18S- This is a ribosomal subunit found in all eukaryotes that is used to determine the microbiome of a sample.  The 16S analogue for eukaryotes, the 18S sequence is highly conserved, specific to eukaryotes, and an ideal target for microbiome studies.

ITS- The ITS (Internal Transcribed Spacer) is found within all fungi and is used to determine the microbiome of a sample.  Similar to 16S rRNA and 18S rRNA, the ITS region is common to all fungi and has enough variation to delineate taxonomy.  Although this has been changing, historically fungal diversity has not been well studies so the best region with the ITS to target is still debated.

Alpha Diversity- This term applies to the diversity within a single sample.  The term is often applied in ecology to describe the number and distribution of species.  The same principals are applied to the microbial ecology, the microbiome or microbiota, of a sample.

Beta Diversity- This term describes the diversity and difference between samples.  It allows for the comparison of one sample to another based on diversity.  It is another term with roots in ecology that has been applied to the microbial ecology world as well.

Shannon Diversity- This is a measure of alpha diversity within a community.  It accounts for both the abundance and evenness of species present across the community.  However, the function can be applied at any level of microbial taxonomy (family, genus, species, OTU, etc) depending on how the data is being analyzed.

UniFrac- This is a distance metric used to compare the similarity of biological community samples.  The analysis can be weighted, which is a quantitative measure, or unweighted, which is a qualitative measure.  This comparison is achieved by using a phylogenetic tree model where taxa that are common to both samples being compared are considered “shared” and the distance between two samples is calculated by comparing the shared and unshared branches.


QIIME- This stands for “Quantitative Insights Into Microbial Ecology” and is an open-access platform for data analysis of microbiomes and metagenomics data sets.  QIIME use’s command line based python coding in a terminal that can be installed on a computer for free.  Every step of microbiome and metagenomic data analysis, from creating contigs to assigning taxonomy and creating PCAs, can be performed on QIIME.  The software allows for complete control of quality cut offs and even allows you to compare OTUs against the database of your choice.

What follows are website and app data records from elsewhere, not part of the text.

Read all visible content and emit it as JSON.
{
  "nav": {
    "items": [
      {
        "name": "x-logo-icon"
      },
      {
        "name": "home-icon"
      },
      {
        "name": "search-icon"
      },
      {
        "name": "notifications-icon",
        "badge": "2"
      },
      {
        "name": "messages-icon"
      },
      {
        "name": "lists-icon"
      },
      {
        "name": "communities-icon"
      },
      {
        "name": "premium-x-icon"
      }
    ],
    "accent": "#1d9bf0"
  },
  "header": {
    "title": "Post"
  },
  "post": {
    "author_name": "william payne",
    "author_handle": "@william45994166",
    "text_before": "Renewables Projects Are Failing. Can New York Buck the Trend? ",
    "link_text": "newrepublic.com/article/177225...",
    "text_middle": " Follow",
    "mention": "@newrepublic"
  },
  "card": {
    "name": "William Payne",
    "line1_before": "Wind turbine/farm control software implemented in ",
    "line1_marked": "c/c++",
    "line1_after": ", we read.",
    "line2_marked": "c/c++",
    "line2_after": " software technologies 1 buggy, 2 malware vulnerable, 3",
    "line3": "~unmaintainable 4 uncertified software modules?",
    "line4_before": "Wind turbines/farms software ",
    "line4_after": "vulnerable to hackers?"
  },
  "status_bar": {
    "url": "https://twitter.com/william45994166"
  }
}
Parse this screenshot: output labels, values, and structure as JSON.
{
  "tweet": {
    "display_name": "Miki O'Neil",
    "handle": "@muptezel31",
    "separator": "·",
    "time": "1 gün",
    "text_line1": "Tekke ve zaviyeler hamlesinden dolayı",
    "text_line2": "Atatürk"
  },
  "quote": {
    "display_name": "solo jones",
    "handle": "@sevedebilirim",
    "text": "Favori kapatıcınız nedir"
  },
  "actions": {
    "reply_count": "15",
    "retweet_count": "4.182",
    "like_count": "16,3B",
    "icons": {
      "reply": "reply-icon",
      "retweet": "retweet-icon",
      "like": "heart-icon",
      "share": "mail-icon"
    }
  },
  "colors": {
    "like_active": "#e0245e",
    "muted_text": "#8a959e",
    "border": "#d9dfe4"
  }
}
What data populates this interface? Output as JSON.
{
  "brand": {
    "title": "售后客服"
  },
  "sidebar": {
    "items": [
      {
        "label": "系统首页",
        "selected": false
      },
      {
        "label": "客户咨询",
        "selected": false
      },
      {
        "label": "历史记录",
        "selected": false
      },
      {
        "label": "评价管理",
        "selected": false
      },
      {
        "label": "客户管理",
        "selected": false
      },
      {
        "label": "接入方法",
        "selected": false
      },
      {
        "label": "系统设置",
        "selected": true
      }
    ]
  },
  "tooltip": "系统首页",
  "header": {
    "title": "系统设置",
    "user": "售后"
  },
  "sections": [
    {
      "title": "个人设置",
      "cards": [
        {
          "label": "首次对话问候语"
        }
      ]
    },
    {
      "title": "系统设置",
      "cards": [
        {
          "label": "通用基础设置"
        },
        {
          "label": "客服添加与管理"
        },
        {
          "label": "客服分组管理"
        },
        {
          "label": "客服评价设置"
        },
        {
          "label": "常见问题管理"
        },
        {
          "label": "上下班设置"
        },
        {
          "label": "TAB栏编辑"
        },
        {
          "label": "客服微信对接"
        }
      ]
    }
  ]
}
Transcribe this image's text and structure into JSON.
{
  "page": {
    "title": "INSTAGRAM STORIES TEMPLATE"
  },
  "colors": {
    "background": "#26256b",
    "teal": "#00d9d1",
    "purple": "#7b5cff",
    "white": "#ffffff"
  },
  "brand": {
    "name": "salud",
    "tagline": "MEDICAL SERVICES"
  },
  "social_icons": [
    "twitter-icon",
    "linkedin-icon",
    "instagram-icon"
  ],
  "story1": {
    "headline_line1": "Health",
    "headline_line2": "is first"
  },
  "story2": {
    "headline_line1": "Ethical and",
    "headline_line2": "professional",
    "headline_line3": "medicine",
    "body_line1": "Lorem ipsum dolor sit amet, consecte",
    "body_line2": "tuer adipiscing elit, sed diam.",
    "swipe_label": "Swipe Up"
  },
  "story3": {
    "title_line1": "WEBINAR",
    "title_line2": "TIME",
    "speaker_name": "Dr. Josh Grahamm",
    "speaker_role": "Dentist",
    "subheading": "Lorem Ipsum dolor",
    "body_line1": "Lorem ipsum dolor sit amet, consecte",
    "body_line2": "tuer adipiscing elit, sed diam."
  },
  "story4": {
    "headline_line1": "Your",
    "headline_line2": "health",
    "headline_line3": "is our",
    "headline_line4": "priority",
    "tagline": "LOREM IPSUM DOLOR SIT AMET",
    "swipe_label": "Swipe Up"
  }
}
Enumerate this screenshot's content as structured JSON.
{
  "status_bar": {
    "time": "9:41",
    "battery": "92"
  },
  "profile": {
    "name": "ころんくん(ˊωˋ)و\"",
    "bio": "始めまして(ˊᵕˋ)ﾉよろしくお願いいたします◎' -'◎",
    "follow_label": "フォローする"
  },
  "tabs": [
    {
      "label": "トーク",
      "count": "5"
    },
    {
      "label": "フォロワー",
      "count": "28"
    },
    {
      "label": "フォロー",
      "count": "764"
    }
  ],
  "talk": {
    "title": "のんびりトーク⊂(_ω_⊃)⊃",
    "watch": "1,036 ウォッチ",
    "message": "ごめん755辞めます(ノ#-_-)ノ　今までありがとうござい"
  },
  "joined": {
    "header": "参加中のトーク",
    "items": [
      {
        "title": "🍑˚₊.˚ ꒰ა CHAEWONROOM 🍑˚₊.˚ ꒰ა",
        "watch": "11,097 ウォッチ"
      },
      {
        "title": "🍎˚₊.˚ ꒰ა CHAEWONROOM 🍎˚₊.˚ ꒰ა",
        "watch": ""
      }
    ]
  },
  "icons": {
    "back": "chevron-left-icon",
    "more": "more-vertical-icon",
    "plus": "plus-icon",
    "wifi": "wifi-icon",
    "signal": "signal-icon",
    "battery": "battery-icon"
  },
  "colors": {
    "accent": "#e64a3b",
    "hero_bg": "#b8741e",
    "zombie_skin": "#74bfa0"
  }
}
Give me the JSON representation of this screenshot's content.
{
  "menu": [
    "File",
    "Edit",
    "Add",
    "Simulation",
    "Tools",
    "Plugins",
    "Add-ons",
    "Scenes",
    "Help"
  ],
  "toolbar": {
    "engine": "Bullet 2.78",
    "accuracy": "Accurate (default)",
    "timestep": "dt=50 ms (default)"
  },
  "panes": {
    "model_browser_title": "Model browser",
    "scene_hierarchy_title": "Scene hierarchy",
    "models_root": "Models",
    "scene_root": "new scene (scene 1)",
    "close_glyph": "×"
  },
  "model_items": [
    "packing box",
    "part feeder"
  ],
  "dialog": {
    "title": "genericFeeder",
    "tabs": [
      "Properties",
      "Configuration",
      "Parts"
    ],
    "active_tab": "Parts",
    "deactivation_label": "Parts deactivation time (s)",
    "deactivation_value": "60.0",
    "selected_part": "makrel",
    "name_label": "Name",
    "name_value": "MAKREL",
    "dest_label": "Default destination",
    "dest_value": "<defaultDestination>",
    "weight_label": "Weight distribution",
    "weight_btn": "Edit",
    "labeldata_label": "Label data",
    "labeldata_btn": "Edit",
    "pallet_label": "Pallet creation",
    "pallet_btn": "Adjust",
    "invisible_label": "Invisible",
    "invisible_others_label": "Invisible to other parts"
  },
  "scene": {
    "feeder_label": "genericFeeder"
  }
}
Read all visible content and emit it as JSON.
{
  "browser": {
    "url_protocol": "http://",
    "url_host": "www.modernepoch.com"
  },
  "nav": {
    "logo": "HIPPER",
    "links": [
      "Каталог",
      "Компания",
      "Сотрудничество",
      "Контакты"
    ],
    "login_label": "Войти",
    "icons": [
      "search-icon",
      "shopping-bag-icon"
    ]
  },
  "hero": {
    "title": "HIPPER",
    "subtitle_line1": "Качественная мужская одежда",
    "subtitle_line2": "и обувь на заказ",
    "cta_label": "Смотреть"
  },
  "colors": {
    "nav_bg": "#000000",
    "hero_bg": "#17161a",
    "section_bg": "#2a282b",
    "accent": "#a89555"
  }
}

MG-RAST- The acronym stands for “Metagenomic Rapid Annotations using Subsystems Technology”.  This is another open-access system used for the analysis of microbiomes and metagenomics.  The program is web based and will allow other to access and manipulate data that is submitted on the website.  Aligned and merged read, or contigs, are submitted with metadata and within a week or two results are obtained.  While there is less control over analysis in this pipeline, all the data is processed in the same way and it allows for comparison of any of the submitted files on the website to one another.  It can create heat maps, taxonomy charts and a written summary on the quality of data.

GENIUS- This is a software program that goes far beyond metagenomics and microbiome analysis.  This software allows the processing of many different kinds of sequencing data from creating phylogenetic trees to merging reads.  They do have a metagenomics package that can create interesting and interactive diagrams based on the taxonomic composition of samples.

Phinch- This is another web-based open-access tool for analyzing microbiome and metagenomics data.  It allows the user to upload a biome file and creates several kinds of diagrams (bubble charts, graphs donut comparisons, etc) to aid in data visualization.  However, it only works for the older format (1.8) of QIIME biome files so make sure to run your data through that if you plan to utilize this tool.